Component data from apps and pages
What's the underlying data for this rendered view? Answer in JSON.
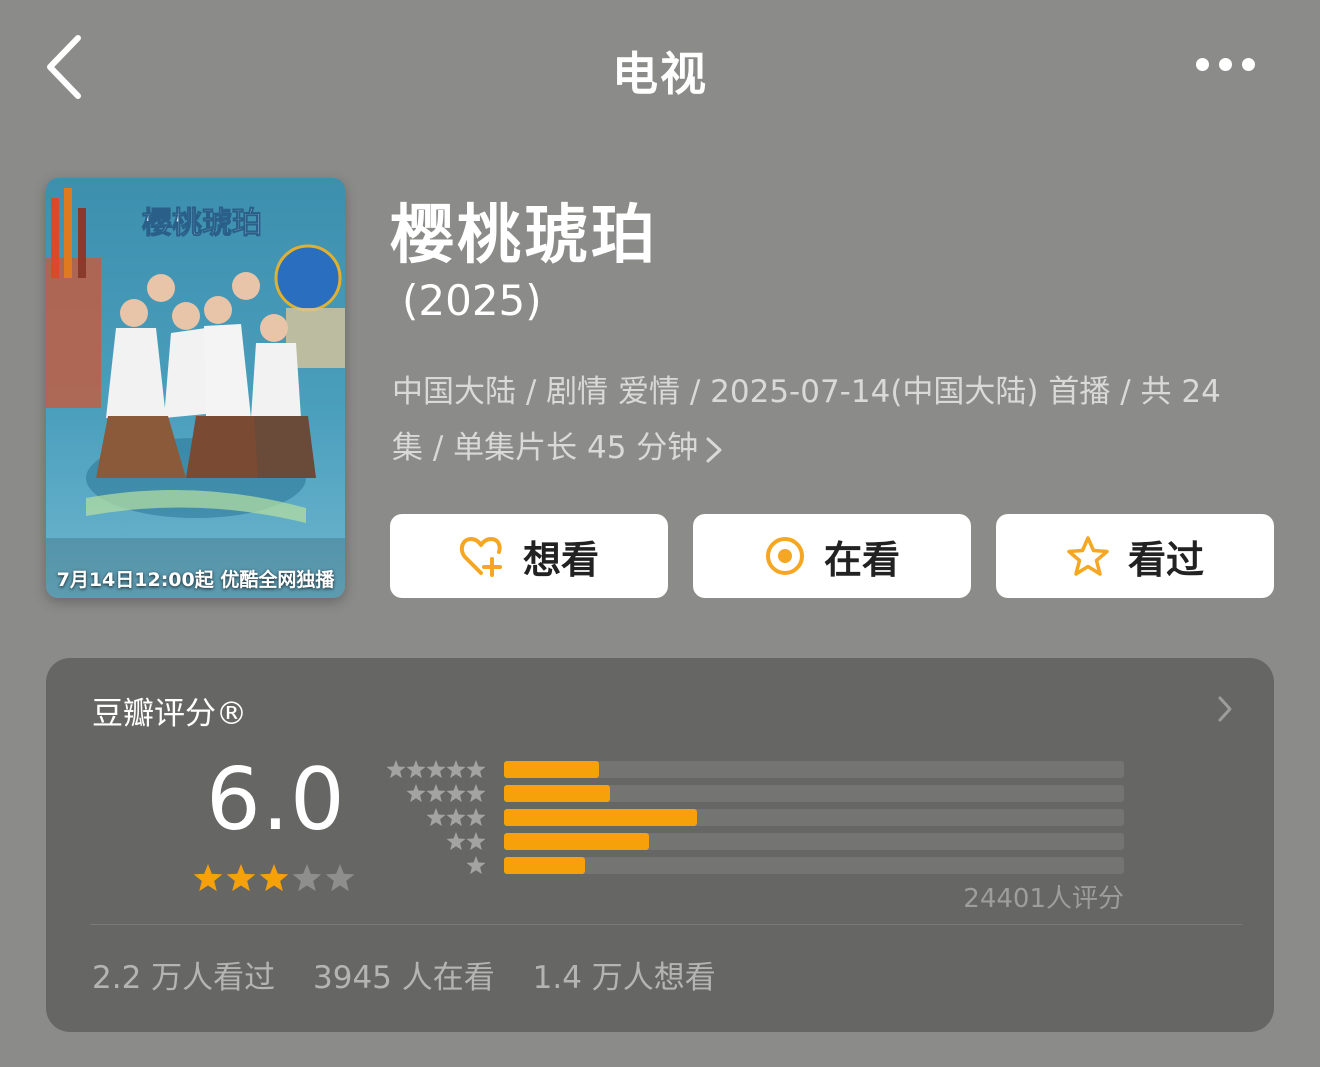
{
  "header": {
    "title": "电视",
    "back_icon": "chevron-left-icon",
    "more_icon": "more-dots-icon"
  },
  "poster": {
    "caption": "7月14日12:00起 优酷全网独播",
    "logo_text": "樱桃琥珀"
  },
  "show": {
    "title": "樱桃琥珀",
    "year": "(2025)",
    "meta_line1": "中国大陆 / 剧情 爱情 / 2025-07-14(中国大陆) 首播 / 共 24",
    "meta_line2": "集 / 单集片长 45 分钟"
  },
  "actions": {
    "want_label": "想看",
    "watching_label": "在看",
    "watched_label": "看过",
    "accent_color": "#f5a623"
  },
  "rating": {
    "title": "豆瓣评分®",
    "score": "6.0",
    "stars": 3,
    "max_stars": 5,
    "count_label": "24401人评分",
    "distribution": [
      {
        "stars": 5,
        "fraction": 0.153
      },
      {
        "stars": 4,
        "fraction": 0.171
      },
      {
        "stars": 3,
        "fraction": 0.311
      },
      {
        "stars": 2,
        "fraction": 0.234
      },
      {
        "stars": 1,
        "fraction": 0.131
      }
    ],
    "bar_color": "#f7a10a"
  },
  "stats": {
    "watched": "2.2 万人看过",
    "watching": "3945 人在看",
    "want": "1.4 万人想看"
  }
}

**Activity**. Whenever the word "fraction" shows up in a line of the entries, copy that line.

**Task solution**.
        "fraction": 0.153
        "fraction": 0.171
        "fraction": 0.311
        "fraction": 0.234
        "fraction": 0.131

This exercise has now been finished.